Scottish Rugby has said players are “free to demonstrate their support” against racism in the “way they see fit” after many were criticised for not taking the knee before their Six Nations win over England.
The sport’s governing body issued a statement after criticism was aimed at the side because only four players made the gesture at Twickenham.
The symbolic action of taking the knee before the start of a sporting encounter has been adopted by the Black Lives Matter movement and has become a show of solidarity and support for the fight against racism.
Scottish Rugby said in a statement: “Scottish Rugby fully supports rugby’s on-going work to end discrimination and racism in our sport.
“This commitment has been expressed with a moment of reflection before every international match since the summer of 2020 and our players are free to demonstrate their support for this important issue in the way they see fit.”
Scotland celebrated the 150th anniversary of the oldest rivalry in rugby by stunning England 11-6 on Saturday to claim the Calcutta Cup and their first victory at Twickenham since 1983.
The 38-year wait for success at the home of the reigning Guinness Six Nations champions finally came to an end as Finn Russell inspired the underdogs to victory.
Scotland boss Gregor Townsend said it had been left “100%” to individual members of the team to decide if taking the knee was something they wanted to do.
But he said: “We obviously stand against any racism and discrimination in our sport.”
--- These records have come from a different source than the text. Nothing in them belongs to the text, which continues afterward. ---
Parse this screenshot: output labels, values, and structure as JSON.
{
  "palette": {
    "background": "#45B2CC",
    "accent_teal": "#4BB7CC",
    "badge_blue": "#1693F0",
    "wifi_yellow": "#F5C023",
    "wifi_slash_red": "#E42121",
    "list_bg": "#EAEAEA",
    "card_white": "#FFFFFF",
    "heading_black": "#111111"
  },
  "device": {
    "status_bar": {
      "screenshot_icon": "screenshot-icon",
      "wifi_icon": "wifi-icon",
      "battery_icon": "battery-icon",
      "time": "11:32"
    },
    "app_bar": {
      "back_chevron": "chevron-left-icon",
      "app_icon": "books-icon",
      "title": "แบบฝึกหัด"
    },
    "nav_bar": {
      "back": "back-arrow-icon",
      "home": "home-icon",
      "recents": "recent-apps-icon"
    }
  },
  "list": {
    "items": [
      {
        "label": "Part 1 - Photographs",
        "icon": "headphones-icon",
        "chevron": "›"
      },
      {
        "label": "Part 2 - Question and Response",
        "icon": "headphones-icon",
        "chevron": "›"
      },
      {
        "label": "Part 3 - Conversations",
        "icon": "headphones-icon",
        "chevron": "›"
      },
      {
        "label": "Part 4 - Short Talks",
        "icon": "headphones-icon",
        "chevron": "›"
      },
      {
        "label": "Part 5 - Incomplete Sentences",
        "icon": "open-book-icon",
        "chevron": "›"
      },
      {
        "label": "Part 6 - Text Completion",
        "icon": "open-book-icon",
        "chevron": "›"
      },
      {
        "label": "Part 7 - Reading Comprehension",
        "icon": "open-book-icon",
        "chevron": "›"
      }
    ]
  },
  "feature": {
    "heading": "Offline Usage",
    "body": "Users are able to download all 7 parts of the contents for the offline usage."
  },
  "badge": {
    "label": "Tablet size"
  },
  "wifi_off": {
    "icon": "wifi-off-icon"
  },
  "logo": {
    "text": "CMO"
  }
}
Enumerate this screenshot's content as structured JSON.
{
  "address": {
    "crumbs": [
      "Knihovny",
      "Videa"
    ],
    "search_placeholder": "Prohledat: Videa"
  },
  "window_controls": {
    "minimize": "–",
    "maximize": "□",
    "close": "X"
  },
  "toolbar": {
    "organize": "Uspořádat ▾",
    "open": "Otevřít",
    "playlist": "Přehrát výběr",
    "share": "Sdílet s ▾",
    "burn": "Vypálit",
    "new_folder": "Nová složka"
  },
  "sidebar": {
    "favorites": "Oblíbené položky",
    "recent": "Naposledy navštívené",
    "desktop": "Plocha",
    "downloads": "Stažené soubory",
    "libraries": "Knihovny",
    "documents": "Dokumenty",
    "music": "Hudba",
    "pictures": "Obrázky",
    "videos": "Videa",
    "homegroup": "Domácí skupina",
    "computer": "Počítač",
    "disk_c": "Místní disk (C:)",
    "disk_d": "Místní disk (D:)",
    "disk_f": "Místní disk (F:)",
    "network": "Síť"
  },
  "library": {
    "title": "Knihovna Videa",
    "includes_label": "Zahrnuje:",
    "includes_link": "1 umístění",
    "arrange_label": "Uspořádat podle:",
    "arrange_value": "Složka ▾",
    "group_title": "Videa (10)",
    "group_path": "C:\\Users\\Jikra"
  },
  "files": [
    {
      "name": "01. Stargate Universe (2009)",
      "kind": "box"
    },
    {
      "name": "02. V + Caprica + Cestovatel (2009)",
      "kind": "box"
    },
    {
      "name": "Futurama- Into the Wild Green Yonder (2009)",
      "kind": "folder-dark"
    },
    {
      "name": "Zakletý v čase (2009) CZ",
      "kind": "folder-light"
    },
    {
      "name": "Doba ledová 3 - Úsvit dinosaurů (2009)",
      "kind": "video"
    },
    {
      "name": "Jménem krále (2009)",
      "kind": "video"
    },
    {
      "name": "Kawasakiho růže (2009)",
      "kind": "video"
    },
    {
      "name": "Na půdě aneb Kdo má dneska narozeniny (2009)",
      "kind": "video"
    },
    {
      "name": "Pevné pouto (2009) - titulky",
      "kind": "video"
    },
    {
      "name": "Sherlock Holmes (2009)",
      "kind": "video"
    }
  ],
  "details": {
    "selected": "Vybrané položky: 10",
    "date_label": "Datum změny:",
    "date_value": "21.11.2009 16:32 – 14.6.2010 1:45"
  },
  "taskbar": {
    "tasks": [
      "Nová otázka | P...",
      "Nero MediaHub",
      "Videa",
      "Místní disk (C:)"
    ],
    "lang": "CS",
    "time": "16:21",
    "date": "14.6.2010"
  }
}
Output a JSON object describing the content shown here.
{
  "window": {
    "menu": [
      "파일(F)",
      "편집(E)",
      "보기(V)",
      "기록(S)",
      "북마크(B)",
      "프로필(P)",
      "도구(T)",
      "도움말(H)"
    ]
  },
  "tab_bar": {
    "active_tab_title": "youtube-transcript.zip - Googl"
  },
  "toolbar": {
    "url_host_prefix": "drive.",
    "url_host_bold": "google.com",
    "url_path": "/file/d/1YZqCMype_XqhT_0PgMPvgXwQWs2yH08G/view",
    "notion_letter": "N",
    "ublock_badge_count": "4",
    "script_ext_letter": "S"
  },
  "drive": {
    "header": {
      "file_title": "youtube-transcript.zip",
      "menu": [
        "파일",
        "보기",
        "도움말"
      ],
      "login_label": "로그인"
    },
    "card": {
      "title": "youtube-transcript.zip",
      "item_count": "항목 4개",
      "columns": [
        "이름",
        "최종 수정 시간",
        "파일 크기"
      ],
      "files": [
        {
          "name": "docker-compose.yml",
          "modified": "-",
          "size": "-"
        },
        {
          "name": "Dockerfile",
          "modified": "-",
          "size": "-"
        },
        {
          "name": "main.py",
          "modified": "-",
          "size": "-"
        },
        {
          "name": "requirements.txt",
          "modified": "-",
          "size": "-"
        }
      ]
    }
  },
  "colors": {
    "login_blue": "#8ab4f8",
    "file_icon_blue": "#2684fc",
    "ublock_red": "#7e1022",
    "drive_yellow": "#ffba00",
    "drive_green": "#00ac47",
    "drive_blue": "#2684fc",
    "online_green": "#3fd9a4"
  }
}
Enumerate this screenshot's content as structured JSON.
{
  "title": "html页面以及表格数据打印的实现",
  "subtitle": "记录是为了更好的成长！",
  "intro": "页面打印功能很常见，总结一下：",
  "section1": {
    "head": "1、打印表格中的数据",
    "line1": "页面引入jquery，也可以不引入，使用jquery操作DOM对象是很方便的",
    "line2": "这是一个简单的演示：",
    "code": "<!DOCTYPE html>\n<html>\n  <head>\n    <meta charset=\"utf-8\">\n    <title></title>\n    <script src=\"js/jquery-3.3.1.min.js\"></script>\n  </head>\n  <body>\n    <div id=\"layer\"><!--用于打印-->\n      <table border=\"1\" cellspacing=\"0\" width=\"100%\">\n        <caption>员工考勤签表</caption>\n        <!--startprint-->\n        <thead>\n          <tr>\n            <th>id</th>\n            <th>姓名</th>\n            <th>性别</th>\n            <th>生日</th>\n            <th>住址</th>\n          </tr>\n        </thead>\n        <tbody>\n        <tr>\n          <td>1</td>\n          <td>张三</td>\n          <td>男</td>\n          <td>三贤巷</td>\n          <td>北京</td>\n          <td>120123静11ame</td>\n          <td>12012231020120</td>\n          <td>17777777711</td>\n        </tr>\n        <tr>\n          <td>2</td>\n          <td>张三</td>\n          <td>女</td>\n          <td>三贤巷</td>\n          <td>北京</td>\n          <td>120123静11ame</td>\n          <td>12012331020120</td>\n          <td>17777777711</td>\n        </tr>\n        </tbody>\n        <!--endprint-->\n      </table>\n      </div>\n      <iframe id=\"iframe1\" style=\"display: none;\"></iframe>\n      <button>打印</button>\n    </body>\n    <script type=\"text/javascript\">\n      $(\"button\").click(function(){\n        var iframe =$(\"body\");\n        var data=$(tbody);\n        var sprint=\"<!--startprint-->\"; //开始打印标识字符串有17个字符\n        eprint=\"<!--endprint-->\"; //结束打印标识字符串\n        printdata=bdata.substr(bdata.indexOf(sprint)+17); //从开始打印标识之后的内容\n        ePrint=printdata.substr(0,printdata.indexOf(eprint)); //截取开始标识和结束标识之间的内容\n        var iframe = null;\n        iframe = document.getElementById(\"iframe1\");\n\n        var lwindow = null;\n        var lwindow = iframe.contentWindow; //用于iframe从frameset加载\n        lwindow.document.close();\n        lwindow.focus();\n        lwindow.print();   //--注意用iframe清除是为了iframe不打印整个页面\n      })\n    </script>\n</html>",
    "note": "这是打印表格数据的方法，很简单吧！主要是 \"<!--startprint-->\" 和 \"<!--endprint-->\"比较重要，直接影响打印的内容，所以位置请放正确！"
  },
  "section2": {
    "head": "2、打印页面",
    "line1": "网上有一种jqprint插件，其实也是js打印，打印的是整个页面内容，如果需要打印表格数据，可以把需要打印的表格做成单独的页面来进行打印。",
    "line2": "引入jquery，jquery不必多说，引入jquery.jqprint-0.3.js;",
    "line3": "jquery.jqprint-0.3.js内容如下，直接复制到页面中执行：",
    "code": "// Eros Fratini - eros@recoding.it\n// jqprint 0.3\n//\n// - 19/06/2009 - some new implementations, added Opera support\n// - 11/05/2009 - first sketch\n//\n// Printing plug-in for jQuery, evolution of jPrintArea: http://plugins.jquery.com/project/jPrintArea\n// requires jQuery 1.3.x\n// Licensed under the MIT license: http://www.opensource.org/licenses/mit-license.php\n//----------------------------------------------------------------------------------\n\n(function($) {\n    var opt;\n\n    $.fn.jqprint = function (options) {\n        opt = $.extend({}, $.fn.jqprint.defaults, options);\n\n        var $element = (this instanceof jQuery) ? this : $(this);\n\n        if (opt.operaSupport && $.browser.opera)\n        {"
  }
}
No players took the knee in the other two Six Nations fixtures played this weekend – Italy v France and Wales v Ireland.